“Good. I was hoping I’d find someone out here.” The way he said it made me look up at him. He was looking steadily at me with a strangely intense edge to his gaze. Not anger, but an urgency that didn’t fit with what I had done. I was taken aback.
“W-Why,” I asked.
“To see that,” he said, pointing to the cross. I must have looked confused because he went on.
“We get students up here all the time, but it isn’t often that we have something to show them.
“A few weeks ago, a family of three died over there, trying to cross that field.” He gestured across the border to the wide, plowed field with a light snow frosting the tops of the furrows. “God knows how they got that far. They must have scrounged a pass to let them within the controlled border regions and timed their attempt on a night with no moon. My guess is that they ran out of darkness, and tried to rush the fence as the sun rose.”
I felt a chill as he sighed and went on, quietly. “I was the officer in charge when we got the alert. One of our teams heard an explosion, followed sometime after with some AK-47 fire. We rolled on the alert and took up our positions. I talked to the scout team that first saw the East German guards out in the field here.”
Then he looked at me again with that intense look, grim faced. “It was a young couple and a small child, probably around eight or nine. I don’t know if it was a girl or boy, because the kid had stepped on a mine. You can guess the rest. The parents were found by the East German guards holding the body of their child. That’s where the guards shot them, still holding their kid.”
I stared, open mouthed, then looked away to the field beyond, more to hide the tears welling in my eyes that to see the field where they had died. I dropped my head to look at the cross with its wilted petals and ragged ribbon.
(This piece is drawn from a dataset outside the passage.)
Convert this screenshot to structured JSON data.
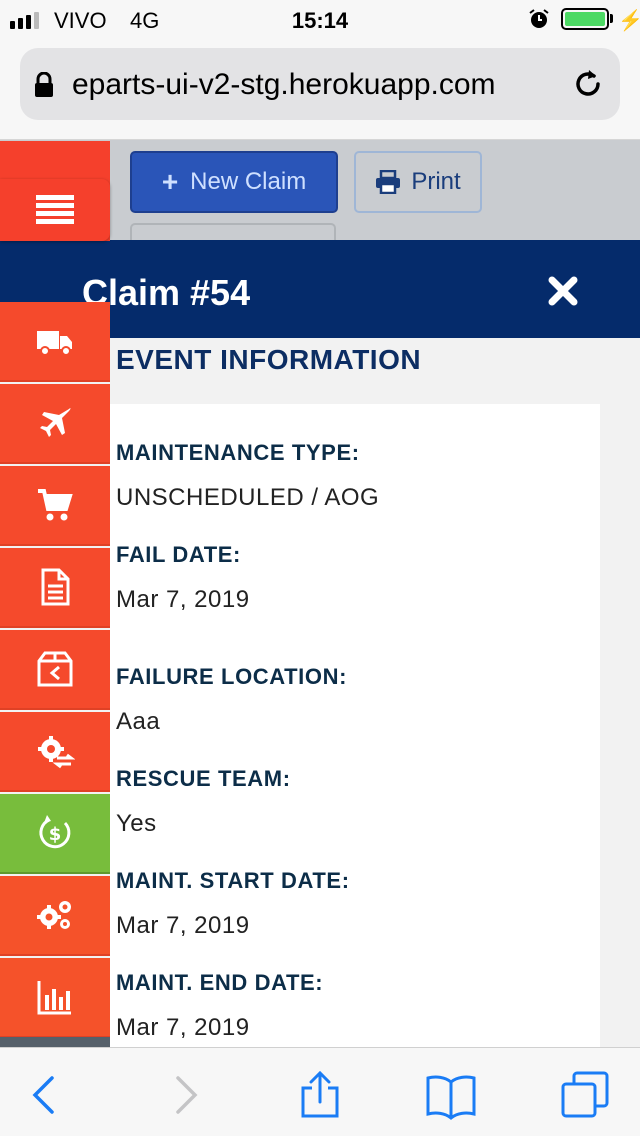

“The local Forstmeister put that up,” he explained. “He lost his wife in the East when he surrendered to the Americans in ‘45. He says he got the job here to be as close to her as he could.”
“I d-didn’t know.” I struggled to get the words out, and ended in a near whisper.
“I know you didn’t. That’s why I followed you. To tell you. Now you can let your friends know why we’re here.”
He paused and then gently added, “Take as long a look as you like but be back at the bus in half an hour.” With that he turned and walked back along the trail towards the bus.
I had heard of the Cold War, read about it, talked about it, and debated all the issues imaginable about it. But I had never FELT it so deeply until that moment. This wasn’t a debate about nationalism, or a system of government, or a different course of political thought. This was brutal, senseless evil. What fault could that child have committed that warranted such a death? And what risks the young couple had taken just to reach freedom, only to watch their child die within sight of it! Why the dawn of a new day should bring such abject misery was beyond my comprehension.
Thirteen years later, I stood on the same ground. The towers were gone, so was the fence. The fields were again plowed but with budding crops instead of mines beneath the furrows. The scar of the border was all but gone. A new visitor to the site would be hard pressed to locate its position, but I recognized the faint signs. The cross was even gone; I had looked for it.
I smiled at the irony of the moment. At seventeen I could see no reason to owe anything to my country or my flag. Others had done so for me. At thirty I stood as that officer had done before me, in uniform with captain’s bars on my collar. I felt a bit odd but gratified that I had been able to serve in time to see the erasure of that ugly scar across the fields of Germany. I crossed to the far side and walked freely in the fields over the border that was no more.
But the vision of wilted flowers in the snow is with me still.
Major, US Army – Retired